Adjacent to the ballroom was a separate room dedicated to gambling.
Warming up pre-Jete Dance Party: Nikki Hill, Christina Wilkie, Corinne Falencki, Ashlee Reid, Danielle Kambic, Marybeth Coleman, Jennifer Wilkie, Gabrielle Malman, captured on camera by Mike Falencki.
A mid-party break for a performance from The Nutcracker.
Pretty women ... watching the ballet dancers. Inset: Washington Ballet Artistic Director Septime Webre welcomes the hundreds of guests at the Jete Dance Party.
Dancing to the band "Burnt Sienna." The Russian Vodka at the Russian Embassy.
Dancing with the lights down low.
Notepad in hand, Stephanie Green, who covers fashion and social life for The Washington Times, wanted to talk about First Lady Michelle Obama’s impact on Washington fashion. “Will she change the way Washington women dress? Will classic come back?” she asked. Looking around the room the only answer was, “probably,” because we’ve maxed out bulging cleavage, crotch-high hemlines and S&M stilettos – even among the young and able. Stephanie wonders if Mrs. Obama can pull Washington into the ranks of real style. Maybe. Give it time.

This happy party, called the “Jete Dance Party,” was at its peak at 11:30, as I headed for the doors through a tide of new arrivals. Parked outside were a row of buses scheduled to take everyone, after midnight, to the City Tavern Club for more dancing until 3 o’clock in the morning. Indeed, so before the deluge or, as The Washington Ballet says on its website, “Do we play? Boy, do we ever.”
Ashley Taylor and "Miss Washington, DC" Kate Marie Grinold. Enter Septime Webre.
Hadley Gamble and Pamela Sorensen. Hunter Young and Kevin Brant.
Peter Pappas and Lorie Peters Lauthier.

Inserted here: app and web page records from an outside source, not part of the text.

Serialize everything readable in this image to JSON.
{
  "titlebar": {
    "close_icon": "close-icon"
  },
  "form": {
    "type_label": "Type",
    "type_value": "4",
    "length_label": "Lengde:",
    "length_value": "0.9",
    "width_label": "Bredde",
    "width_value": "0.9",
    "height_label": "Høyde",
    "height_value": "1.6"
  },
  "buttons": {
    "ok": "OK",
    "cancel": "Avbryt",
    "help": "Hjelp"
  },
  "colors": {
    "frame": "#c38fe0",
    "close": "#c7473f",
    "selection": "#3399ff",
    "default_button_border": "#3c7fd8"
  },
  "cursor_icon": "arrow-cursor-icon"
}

James Asg Van Wynen, Stacey Lubar, and Greg Lubar.
Leslie Green, sampling the buffet. Ready to dance at the Jete Dance Party.

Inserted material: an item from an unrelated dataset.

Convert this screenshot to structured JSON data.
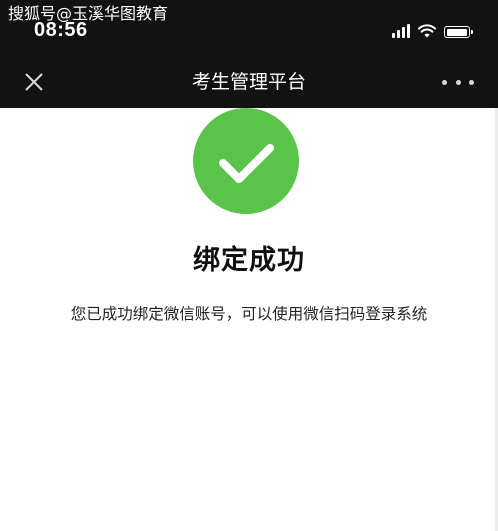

Rachel Noteware and Rachel Gandell toast with oyster shooters. Ray Kegan and Lauren Kieler.
Air Force Lt. Col. Patrick Bennett and Ebonee Stringer. Party co-chairs Michael Saylor, Ashley Taylor, and Winston Bao Lord.
Alina Faye and Robb Whitehead. At one of the many buffet tables.
Sarah Elkins and Garrett Golding. Colleen Leineweber and Dana Richardson.
Kay Kendall and Francesa Craig. Ross Blankenship, George Alafoginis, Coventry Burke, and Davis Berg.
Michael Hill, Amanda Cobb, and Lucas Segovia. Enjoying the dancing from the sidelines, Graham Baker and Larry Akman.
Mary Saludares and Boysie Dikobe. Kate Dahl, Jackie Berger, Kathleen Wells, and Maggie Drake.
Photographs by Carol Joynt. Carol Joynt is the host of The Q&A Cafe, a talk show at Nathans Restaurant in Washington, D.C.